  • There is no one cure that will heal pancreatic cancer. 
  • There is no one pancreatic cancer that will respond well to all known therapies. 
  • There is always room for innovation and improvement for pancreatic cancer.

Q10. Are there effective cures for treating pancreatic cancer? Yes. You can read about some of these but be careful of what you decide:

Q11. Will pancreatic cancer go away for good? Yes and No.

  • If you look after yourself well after curing cancer, the cancer will stay away from you.
  • If you don't look after yourself after curing cancer, the cancer will return.
  • Stay on a right diet, live peacefully and happily, stick to your faith and live a life of no worries.

Q12. Will pancreatic cancer kill? Is it fatal? Yes and No.

  • Yes, if you do nothing about your pancreatic cancer. It will kill you because you did nothing and just ignored it and just took painkillers.
  • No, if you did something to stop it and reverse it. You need to learn how to by understanding your cancer, how it happened, its symptoms etc. Then read about how others have successfully managed to heal their pancreatic cancer. 
  • Even an elderly 74-year-old lady knows how to cure her pancreatic cancer. You decide what you want to do.

Q13. Are there pancreatic cancer survivors? How long can they survive? Yes.
  • In 2000, she had stage 4 pancreatic cancer and refused conventional treatment.
  • In 2003, an elderly 74-year-old lady created a record for herself. She cured herself of stage 4 pancreatic cancer with her own routine. She shares her experience and routines with other pancreatic cancer patients and the world.
  • In 2012, she had stage 4 pancreatic cancer and survived chemotherapy. She had her own natural DIY cure

Q14. What will happen to pancreatic cancer in the future?

  • The future of pancreatic cancer is now a living past. 
  • We already have cures for pancreatic cancer today. 
  • Conventional treatment cures 40% of pancreatic cancer cases. The remainder 60% of pancreatic cancer patients have can resort to alternative DIY routines as a form of therapy to cure themselves. DIY pancreatic cancer therapies will certainly need time, commitment and patience.
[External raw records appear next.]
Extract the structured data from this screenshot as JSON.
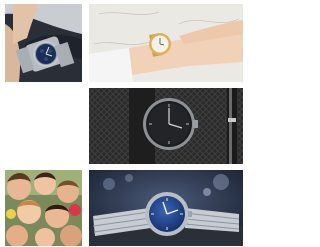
{
  "grid": {
    "tiles": [
      {
        "subject": "wrist-watch-blue-dial"
      },
      {
        "subject": "gold-watch-on-wrist"
      },
      {
        "subject": "black-dial-watch-with-pen"
      },
      {
        "subject": "blank"
      },
      {
        "subject": "group-of-people"
      },
      {
        "subject": "blue-dial-steel-watch"
      }
    ]
  },
  "colors": {
    "background": "#ffffff"
  }
}
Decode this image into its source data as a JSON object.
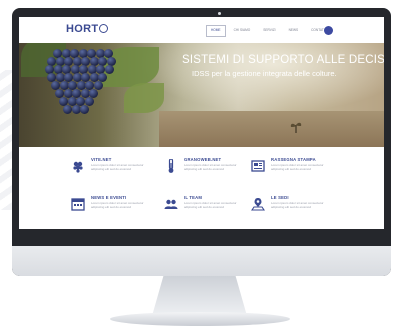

Nothing comes easy. Perseverance usually gives the best results. As the Arabic saying goes: Haste makes waste. There is no cure if you are going to rush things.

Q15. What is the prognosis of pancreatic cancer? Bad and Good.

  • Depends on how you look at it. 
  • Any cancer diagnosis comes with a negative cloud and frightens patients as if it is the end of their world. This must stop. 
  • Patients must come to know that there are conventional treatment and alternative DIY cures for pancreatic cancer.
  • The prognosis of a metastatic pancreatic cancer 5-year survival rate is 2%.

Q16, Pancreatic cancer Q&A

Q17. Pancreatic cancer diary

Q18. Pancreatic cancer Patient's Guide.

Q19. Cancer Care therapy for pancreatic cancer

Q20. Eat the right food